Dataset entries
════════════════

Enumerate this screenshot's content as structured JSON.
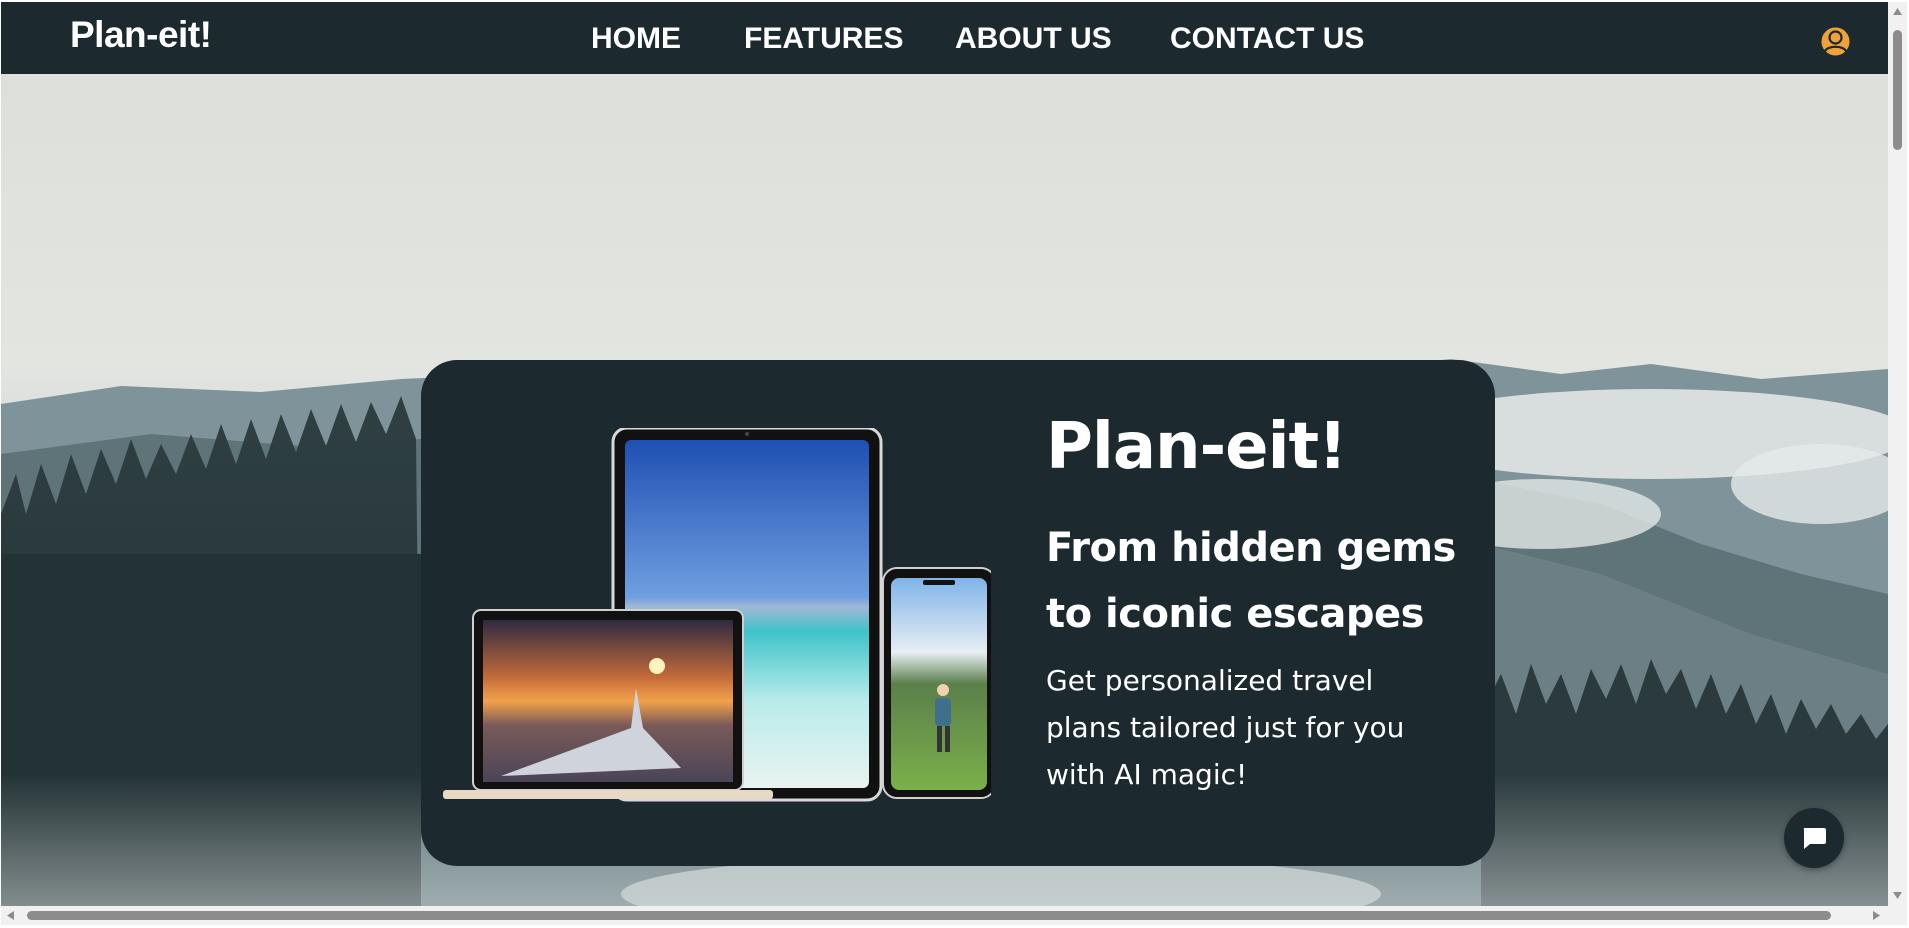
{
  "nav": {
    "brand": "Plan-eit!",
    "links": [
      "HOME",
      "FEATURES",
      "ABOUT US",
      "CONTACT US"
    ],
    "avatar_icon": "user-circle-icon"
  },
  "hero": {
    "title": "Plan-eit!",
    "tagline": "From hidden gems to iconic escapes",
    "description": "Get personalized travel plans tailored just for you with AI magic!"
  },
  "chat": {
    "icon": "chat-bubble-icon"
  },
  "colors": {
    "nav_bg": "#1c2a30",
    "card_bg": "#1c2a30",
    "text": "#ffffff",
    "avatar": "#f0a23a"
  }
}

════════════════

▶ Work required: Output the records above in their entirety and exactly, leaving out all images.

▶ Problem solution:
Enumerate this screenshot's content as structured JSON.
{
  "nav": {
    "brand": "Plan-eit!",
    "links": [
      "HOME",
      "FEATURES",
      "ABOUT US",
      "CONTACT US"
    ],
    "avatar_icon": "user-circle-icon"
  },
  "hero": {
    "title": "Plan-eit!",
    "tagline": "From hidden gems to iconic escapes",
    "description": "Get personalized travel plans tailored just for you with AI magic!"
  },
  "chat": {
    "icon": "chat-bubble-icon"
  },
  "colors": {
    "nav_bg": "#1c2a30",
    "card_bg": "#1c2a30",
    "text": "#ffffff",
    "avatar": "#f0a23a"
  }
}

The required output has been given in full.